KA: I’d like to talk to you about your recent turn to fiction in Finger Jam.
LD: This is no work of fiction.
KA: Oh? So then can we talk about the influence of travel on your writing. You’ve lived so many places over the years and often been simply circulating from place to place. I’m thinking about your early years on the rodeo circuit, your time in New Mexico, Montreal, Berlin, Barcelona, New York, your hopping from country to country to work at Expos and in various Olympic Villages. This must have shaped your work profoundly.
LD: I keep going to these places, “place” in the largest possible sense. I travel but I also push myself and my body in, through and around language and so on. And geography. And I struggle with that because there’s the irony, and maybe this comes back to some of the first passage you brought up – is it that the space of writing is also in some ways a space of arrestment or of suspension, if you will? The body that wants to be in movement has to stop in order to write. And if writing is movement, then there’s a sort of paradox there. But it’s also a remove. It’s a remove from a context, and at the same time, it brings me closer to this thing that is always deferred.
KA: This seems like a good segue to ask about your actual way of working. I mean, how do you compose your texts?… I’ll avoid talking about poetry or fiction since you seem a bit resistant to these categorizations.
LD: I’m actually playing between poetics and thinking about the overriding metaphors of production, reproduction and attachment and alienation, or detachment in terms of subjective identities. Largely, it’s about this relationship of the lyric and the anti-lyric and I have been trying to have these very naturalistic vernacular pieces that seem to emerge from what is an authorial voice, a sense of an authorial identity against pieces where that reliability is really shaken up and as a reader you have to figure out, who’s this? Is this me or is this some character she’s producing or is this manipulated text where there is this kind of trace of her voice or some sense of the source. It’s really very much about what does stir us to the surface and why we want this aesthetic experience of attachment, whether it be to each other or to texts or to art in general. Why do we desire? Why don’t we desire? I have some pieces that are love poems but they’re proceduralist love poems so they’re about being in language and hearing the difference and all this is evident in what you are wanting to call my “fictions” too.
KA: To what extent does your fluency across languages affect your writing in English?
LD: Grammar holds and expresses and shapes things in an utterly necessary way.

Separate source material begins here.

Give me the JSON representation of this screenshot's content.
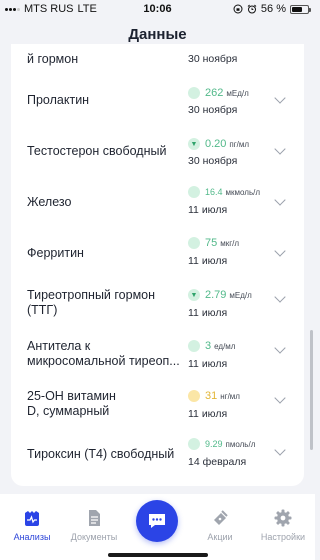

For example, take the difference between languages. It’s so interesting that Germans leave the verb until the end, entirely different from the way we speak in English. But I love working in English because it is so elastic.
KA: In the 1990s, you released a book with a CD. How is performance integral to your work?
LD: When you read anything, even the most straight-forward mystery or genre novel, there are also going to be your own memories because your own memory lends images and sounds to the reading. What’s going on out on the street – ambient sound – all of that is going to shift everything. That’s what is foregrounded for me – the multiple possibilities, reading into whatever you find. Also, again, when you read things out loud, a different voice will often emerge. I never know what is coming up.
KA: But now, just recently, you’ve come up in the archive. What was that like?
LD: That was a very weird decision to reach. They asked me at a time when I was moving internationally and broke, so I sold my garbage for the same reason that most writers sell their garbage.